It is already well known that Blockchain and cryptocurrency mining such as Bitcoin generates enormous energy consumption about which many expert voices have warned. But Bitcoin also produces another environmental impact that is not so well known, such as the generation of electronic waste.
A new study, titled “Bitcoin’s growing e-waste problem” (The Growing Bitcoin E-Waste Problem), and published this month in the magazine Resources, Conservation and Recycling, quantifies that the entire Bitcoin network already generates up to 30.7 kilotonnes of electronic waste per year. “This level is comparable to the waste of small computer equipment produced by a country like the Netherlands,” according to the authors of the article.
The study explains that these electronic waste are the result of the use of highly specialized machines for the Bitcoins mining process, which quickly become obsolete as miners “rush to develop and deploy more efficient mining hardware” in order to gain a competitive advantage over their competition.

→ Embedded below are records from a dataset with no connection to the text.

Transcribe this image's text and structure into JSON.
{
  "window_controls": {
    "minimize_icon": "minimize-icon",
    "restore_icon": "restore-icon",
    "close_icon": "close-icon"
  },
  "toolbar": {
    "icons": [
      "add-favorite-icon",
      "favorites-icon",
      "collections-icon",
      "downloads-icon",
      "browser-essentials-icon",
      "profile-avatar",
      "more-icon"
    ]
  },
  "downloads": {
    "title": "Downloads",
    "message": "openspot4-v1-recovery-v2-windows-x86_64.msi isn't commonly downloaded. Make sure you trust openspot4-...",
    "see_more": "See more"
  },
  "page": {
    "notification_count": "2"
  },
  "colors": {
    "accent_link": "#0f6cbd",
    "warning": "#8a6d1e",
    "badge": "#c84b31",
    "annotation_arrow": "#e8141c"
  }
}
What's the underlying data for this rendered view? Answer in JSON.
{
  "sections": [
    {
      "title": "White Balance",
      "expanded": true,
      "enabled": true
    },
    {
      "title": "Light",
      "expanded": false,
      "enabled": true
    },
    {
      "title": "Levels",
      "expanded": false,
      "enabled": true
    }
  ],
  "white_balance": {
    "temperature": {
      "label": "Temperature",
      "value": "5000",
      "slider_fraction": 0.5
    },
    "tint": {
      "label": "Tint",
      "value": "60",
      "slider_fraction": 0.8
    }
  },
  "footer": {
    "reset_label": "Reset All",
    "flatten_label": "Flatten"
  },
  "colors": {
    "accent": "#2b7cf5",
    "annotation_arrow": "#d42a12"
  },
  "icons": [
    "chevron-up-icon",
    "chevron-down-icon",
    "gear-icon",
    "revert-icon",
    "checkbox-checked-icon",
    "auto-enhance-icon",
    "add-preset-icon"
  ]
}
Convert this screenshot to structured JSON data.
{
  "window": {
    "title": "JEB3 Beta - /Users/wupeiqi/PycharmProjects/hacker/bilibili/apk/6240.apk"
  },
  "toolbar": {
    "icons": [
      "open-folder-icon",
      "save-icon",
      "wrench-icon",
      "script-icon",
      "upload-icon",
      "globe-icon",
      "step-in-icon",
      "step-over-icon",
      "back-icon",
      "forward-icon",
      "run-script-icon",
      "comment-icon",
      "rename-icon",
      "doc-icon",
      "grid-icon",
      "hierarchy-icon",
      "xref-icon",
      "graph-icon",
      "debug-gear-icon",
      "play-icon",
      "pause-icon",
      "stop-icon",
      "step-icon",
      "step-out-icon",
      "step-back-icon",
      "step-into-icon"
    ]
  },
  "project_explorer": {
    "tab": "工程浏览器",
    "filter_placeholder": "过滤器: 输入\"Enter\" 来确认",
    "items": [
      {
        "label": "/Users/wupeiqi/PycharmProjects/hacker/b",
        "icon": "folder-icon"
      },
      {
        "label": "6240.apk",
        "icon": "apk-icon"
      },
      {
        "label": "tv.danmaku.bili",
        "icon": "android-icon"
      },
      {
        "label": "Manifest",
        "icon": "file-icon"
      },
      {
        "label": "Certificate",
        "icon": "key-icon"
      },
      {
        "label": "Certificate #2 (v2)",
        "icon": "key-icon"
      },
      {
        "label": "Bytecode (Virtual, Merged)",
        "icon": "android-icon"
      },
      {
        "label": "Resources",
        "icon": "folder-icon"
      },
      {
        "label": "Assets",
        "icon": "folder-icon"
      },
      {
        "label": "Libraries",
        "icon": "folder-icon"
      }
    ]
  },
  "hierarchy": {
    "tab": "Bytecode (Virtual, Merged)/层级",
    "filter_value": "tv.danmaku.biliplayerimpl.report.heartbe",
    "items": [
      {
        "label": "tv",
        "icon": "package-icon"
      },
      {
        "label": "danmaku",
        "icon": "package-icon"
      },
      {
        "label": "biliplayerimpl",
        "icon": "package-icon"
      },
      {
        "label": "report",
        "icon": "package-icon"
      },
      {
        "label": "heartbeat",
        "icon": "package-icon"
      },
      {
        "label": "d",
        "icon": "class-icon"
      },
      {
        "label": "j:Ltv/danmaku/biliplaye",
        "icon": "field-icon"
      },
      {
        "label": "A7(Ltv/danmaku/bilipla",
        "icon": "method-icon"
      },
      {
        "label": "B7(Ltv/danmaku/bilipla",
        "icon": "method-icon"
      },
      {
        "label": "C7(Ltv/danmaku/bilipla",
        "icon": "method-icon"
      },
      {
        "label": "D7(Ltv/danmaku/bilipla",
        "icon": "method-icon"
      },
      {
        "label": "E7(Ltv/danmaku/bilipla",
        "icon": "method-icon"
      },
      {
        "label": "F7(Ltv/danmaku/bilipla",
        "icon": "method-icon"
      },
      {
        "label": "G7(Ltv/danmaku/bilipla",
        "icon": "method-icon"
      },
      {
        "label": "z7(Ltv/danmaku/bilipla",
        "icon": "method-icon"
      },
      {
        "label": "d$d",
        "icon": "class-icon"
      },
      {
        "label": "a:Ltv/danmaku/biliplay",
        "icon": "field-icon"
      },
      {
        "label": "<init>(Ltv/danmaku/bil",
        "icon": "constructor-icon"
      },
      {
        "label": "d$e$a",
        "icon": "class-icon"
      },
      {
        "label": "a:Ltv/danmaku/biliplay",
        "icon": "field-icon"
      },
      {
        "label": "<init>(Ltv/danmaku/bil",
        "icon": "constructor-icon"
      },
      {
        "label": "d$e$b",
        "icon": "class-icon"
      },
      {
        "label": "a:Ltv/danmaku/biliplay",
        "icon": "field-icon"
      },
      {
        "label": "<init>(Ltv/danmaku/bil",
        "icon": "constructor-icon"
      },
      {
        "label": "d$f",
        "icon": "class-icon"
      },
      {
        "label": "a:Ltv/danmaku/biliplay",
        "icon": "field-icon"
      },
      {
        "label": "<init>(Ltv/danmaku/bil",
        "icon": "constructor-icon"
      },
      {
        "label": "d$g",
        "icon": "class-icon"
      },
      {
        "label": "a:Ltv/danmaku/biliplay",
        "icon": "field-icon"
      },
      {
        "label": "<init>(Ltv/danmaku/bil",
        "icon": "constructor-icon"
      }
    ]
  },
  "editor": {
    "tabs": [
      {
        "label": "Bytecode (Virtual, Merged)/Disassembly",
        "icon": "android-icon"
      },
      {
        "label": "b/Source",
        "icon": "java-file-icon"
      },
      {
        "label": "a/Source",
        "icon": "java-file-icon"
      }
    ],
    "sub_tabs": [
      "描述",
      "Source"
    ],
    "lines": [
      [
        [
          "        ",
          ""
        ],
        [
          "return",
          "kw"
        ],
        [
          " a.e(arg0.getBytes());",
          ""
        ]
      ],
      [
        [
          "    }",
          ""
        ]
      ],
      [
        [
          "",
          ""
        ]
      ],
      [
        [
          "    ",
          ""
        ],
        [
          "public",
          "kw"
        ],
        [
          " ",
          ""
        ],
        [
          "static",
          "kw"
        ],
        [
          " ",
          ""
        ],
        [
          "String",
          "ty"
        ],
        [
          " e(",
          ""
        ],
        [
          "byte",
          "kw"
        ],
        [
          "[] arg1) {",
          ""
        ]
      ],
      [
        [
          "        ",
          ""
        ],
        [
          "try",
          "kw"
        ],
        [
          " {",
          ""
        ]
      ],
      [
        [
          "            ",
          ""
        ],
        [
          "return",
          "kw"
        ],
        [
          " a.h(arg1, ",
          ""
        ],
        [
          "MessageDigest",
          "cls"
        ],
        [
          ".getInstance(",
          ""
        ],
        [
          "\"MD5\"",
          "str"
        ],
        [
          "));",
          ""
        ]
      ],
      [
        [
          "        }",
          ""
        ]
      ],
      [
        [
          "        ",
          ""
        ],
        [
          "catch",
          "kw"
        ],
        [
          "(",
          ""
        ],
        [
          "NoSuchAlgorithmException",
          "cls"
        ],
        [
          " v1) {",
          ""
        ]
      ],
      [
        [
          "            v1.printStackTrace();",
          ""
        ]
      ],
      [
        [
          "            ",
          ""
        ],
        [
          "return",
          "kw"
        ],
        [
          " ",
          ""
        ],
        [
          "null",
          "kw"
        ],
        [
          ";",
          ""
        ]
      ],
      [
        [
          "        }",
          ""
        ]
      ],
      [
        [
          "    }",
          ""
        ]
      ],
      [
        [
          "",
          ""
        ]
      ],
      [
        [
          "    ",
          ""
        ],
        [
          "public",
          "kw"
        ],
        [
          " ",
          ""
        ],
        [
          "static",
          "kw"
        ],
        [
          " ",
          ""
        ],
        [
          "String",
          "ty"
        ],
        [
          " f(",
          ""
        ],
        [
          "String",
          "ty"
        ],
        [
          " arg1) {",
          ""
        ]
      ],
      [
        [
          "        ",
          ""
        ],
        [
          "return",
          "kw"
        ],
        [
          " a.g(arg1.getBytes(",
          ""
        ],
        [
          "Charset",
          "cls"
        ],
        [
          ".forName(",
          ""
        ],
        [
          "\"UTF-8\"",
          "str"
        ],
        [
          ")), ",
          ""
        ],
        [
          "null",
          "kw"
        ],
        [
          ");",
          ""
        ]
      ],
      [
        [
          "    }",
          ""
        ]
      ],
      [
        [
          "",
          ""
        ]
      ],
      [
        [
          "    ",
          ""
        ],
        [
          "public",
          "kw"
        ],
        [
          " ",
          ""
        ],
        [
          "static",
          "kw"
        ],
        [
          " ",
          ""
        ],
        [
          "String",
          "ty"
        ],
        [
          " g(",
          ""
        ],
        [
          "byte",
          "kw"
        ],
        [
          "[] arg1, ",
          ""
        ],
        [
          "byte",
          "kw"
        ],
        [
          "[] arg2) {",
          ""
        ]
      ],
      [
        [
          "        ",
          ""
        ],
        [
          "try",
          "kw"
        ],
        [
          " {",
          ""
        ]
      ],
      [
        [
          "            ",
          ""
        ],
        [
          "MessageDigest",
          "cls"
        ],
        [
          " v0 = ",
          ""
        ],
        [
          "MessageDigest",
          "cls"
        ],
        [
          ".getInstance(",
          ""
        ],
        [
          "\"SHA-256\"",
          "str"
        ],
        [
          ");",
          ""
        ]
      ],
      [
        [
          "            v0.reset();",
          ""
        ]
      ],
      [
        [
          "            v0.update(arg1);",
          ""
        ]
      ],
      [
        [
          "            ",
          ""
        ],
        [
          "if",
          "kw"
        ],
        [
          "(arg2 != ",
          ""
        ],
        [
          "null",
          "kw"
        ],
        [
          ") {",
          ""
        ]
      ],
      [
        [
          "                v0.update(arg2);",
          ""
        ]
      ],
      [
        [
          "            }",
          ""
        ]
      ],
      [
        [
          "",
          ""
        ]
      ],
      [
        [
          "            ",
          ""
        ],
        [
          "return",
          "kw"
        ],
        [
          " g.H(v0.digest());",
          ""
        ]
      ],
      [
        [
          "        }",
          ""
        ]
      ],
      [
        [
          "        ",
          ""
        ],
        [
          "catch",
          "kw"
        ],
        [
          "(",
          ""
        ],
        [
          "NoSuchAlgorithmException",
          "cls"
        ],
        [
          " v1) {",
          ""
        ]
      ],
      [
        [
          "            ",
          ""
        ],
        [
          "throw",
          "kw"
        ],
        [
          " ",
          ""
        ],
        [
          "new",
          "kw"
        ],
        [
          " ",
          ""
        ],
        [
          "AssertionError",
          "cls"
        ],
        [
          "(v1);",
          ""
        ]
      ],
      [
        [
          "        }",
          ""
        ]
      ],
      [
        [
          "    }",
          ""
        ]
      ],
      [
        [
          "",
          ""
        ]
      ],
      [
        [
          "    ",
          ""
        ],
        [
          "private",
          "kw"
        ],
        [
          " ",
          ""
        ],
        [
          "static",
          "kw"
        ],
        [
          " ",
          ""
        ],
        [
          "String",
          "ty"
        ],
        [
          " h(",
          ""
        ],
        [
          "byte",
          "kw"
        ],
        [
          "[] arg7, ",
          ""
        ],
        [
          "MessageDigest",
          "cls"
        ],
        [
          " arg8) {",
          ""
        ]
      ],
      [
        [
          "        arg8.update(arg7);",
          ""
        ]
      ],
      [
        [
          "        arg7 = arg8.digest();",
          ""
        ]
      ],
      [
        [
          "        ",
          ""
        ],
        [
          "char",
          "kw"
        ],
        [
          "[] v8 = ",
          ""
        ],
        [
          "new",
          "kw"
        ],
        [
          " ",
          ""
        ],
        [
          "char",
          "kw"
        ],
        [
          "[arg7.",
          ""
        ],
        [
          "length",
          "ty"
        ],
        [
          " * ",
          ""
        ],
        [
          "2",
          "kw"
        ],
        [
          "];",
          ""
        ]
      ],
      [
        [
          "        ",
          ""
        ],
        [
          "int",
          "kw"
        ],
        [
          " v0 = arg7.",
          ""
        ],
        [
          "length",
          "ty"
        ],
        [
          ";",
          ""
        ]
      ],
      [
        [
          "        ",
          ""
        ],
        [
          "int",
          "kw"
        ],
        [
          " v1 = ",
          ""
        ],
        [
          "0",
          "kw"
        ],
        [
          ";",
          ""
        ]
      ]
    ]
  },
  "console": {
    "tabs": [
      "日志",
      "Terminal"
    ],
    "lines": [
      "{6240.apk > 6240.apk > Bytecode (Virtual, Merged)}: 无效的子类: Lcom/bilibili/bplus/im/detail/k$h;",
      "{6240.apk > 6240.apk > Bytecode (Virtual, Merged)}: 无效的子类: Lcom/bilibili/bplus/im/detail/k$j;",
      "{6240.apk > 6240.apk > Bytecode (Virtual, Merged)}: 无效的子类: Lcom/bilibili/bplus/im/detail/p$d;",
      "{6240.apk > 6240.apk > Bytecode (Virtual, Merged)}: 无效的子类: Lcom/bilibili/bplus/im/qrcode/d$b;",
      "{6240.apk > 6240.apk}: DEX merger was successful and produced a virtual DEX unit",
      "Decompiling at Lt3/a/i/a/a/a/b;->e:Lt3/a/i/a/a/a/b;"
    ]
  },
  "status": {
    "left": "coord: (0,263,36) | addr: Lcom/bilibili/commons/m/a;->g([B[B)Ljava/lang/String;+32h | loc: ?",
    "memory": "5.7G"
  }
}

The study authors quantify that, on average, the time it takes for a mining device to become unprofitable amounts to less than 1.3 years, after which it is useless, since they are designed for that specific function. Out of an estimated 2.9 million active machines weighing 39.75 kilotonnes in total, this results in those 30.7 kilotonnes of electronic waste per year.
«Electronic waste in general« represents a growing threat to our environmentfrom toxic chemicals and heavy metals that seep into soils, to air and water pollution caused by improper recycling », the authors explain.
In addition, they add that “With the maximum levels of Bitcoin prices observed in early 2021, the annual amount of electronic waste can grow beyond 64.4 kilotonnes in the medium term”. But even without this additional growth, the current amount of e-waste generation represents 272 grams per transaction processed on the blockchain. This is the same amount of weight as a half iPad or two iPhones 12 mini.
Finally, the study points out that the need to produce these machines “may disrupt semiconductor supply chains globally “amid” growing demand for mining hardware. “
The article concludes that the most desirable solution to reduce this production of electronic waste would be replace mining system (Proof-of-Work) in its entirety. Alternatives like Proof-of-Stake “They remove the incentive to participate in a computational arms race and only require a device with an Internet connection to participate”. By implementing this in Bitcoin, the network would address both the problem of energy consumption and the generation of e-waste.
Source: Professional Waste,
Reference article: https://www.residuosprofesional.com/residuos-electronicos-bitcoin/,